Skip to content

Coaching skills help all types of conversations

We have been talking about Coaching Skills and how they help to ensure a meaningful conversation, in both our personal and professional lives.

We have been talking about Coaching Skills and how they help to ensure a meaningful conversation, in both our personal and professional lives.

To refresh your memory the five (5) skills are: Listening Encouraging Questioning Requesting Action PlanningThis week, I will discuss requesting and action planning, then summarize your comments received on the listening assignment. Thank-you for those comments.

Requesting: Requesting during a conversation helps to stop us, from "telling", which insults others. Requesting provides you an opportunity to "add" some ideas to the conversation that may help others move ahead. Requesting challenges, tells people you believe in them, provides them an opportunity to think differently and gives people a chance to get really clear on their concern/issue.

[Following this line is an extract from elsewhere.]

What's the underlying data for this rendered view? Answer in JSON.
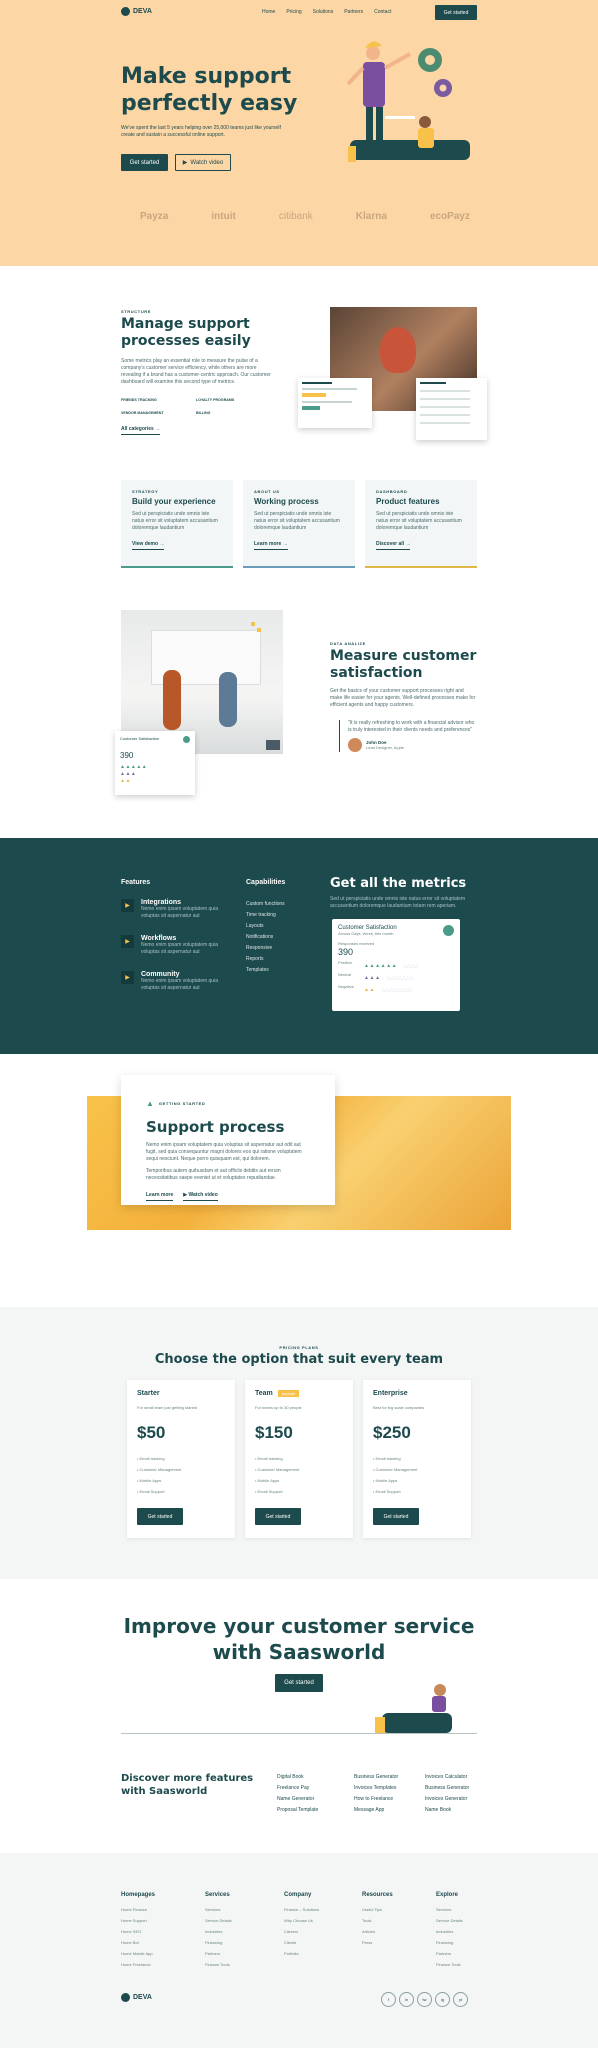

How to make a request: Some examples are as follows: I'd like you to consider... this idea, another path, try something different etc. I'd like you to... gather more information on this subject, buy a book etc. I know this is an area in which you don't have a great deal of experience, so in support of your development I want to request you to .... get some assistance, some support, a mentor, a coach, talk to a church leader etc.

Requests must be clear in both content and deadlines. What happens if they hesitate to your requests?The answer is to you tell them they have three options in dealing with your requests: 1) they can accept them, 2) reject them or 3) negotiate certain aspects of the request. As mentioned earlier, this is an important step, as it allows you to "throw", ideas into the conversation without just, "providing an opinion", which sometimes turns people off and possibly shut down.

Action Planning:Action Planning is the phase during which you become very clear on WHO is accountable, WHAT they are accountable for, WHEN it is due and WHAT support or resources are required. Although this phase is, a must in the workplace, it has total application in your personal conversations, especially important topics.

Homework Questions and your comments (summarized) are as follows:1) What is it like to be listened to and really heard by someone? What happens when that occurs? Feel great, like I've made a connection with the other person. Satisfaction, feeling important, acknowledged and valued. Sense of relief so I don't have to repeat myself and/or do something myself. Get the feeling I could talk to this person again about an important issue. Very comfortable setting-could talk all night, feel complete.2) What happens when you do not feel listened TO? Lack of respect and don't care if I talk to them again. Lack of acknowledgement, no validation Get the feeling I'm boring, not interesting Get a sense that I'm not as important as others, feeling less than. Tough on my self-esteem, not respected, who cares.

It appears responses to question 1) are almost opposite to the responses in question 2), which is not a surprise. There are times and occasions where using these skills is unrealistic (e.g. social gathering with wine), but there are other times when you want to be heard and/or should listen. When you want to talk to someone and want them to listen-TELL them. You might try, "I need your attention as I have something that I need to process, to get off my chest, to get your opinion on and/or someone to generate some new ideas with". Don't pout, if you not going to be assertive in what you need or want, within reason.

Remember, the point is to be clear about your intentions and how important it is to have their undivided attention. You may have to be forceful by saying, "I just want you to listen and ask me questions before you respond". Shut-up already.

It is easier for us to listen to others than have others listen to us. WHY? Please explain this to me. Finally, be an active listener, don't just sit there. This is accomplished by asking questions which keep you involved, interested, interesting and you might even learn something new from somebody new. Wow.

Send your comments and questions to editorial@yorktonthisweek or cudmore@sasktel,net. All mail is kept confidential.